Jesus had a full realization of His authority, His origin and identity, and His destiny. He knew He was God Incarnate, so He washed the feet of His disciples. It sounds strange to us who are always concerned about appearances and status and decorum. Yet, to God, the act naturally follows the understanding. Who but God Incarnate, as Oswald Chambers said somewhere, can properly wash feet? Who but God Incarnate can do the most menial task with perfect awareness, love, and grace?
Anybody can do the grand and showy right. Man can create spectacles. In fact, the more corrupted and fallen we are, the better we seem to be at glorifying self.
But to do the menial mindfully and perfectly, we must have the mind of Christ, the attitude of Christ Jesus who did not exalt Himself – though He had every right to do so. To harmonize with the Spirit, we must be present in the task at hand. Perhaps this tells us something about the difference between art that is beautiful and transcendent, and that which may be called art but fails to transport. The transcendent artist is present in every stroke of the brush, every letter, every hammer fall, movement, or note – conscious only of the here and now – because art done right consists mostly of many small, discrete, unnoticed things brought together by spirit and vision.

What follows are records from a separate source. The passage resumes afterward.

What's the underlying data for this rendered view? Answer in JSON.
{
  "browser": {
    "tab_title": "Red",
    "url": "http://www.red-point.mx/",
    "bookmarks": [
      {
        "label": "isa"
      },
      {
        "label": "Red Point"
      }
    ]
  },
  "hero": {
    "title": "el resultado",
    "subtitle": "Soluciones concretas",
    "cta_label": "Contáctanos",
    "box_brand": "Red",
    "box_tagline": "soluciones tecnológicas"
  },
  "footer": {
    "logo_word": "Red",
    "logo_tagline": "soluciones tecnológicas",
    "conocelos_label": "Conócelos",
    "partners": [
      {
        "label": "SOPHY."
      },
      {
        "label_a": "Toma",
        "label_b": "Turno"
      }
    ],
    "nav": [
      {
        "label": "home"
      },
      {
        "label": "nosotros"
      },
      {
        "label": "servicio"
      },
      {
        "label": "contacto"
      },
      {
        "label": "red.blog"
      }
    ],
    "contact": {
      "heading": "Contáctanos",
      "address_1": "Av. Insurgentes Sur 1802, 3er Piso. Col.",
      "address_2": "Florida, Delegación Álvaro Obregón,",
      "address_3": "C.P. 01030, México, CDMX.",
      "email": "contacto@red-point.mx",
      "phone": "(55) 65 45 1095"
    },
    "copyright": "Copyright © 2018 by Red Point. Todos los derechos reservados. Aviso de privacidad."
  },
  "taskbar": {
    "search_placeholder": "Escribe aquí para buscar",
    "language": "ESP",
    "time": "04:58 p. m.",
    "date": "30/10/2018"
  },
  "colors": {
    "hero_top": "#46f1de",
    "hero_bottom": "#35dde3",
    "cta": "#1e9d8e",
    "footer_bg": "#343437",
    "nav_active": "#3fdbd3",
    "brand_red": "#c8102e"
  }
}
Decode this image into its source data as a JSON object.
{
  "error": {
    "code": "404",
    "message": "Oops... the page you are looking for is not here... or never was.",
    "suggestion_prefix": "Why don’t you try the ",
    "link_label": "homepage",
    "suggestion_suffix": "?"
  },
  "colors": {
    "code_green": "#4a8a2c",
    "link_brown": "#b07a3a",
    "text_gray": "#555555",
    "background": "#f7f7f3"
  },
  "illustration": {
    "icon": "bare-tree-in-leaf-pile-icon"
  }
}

Only fallen man can think of something like footwashing as humiliating, demanding, or a sacrifice. When we are caught up in love, the beloved cannot demand too much of us. There is no such thing as sacrifice.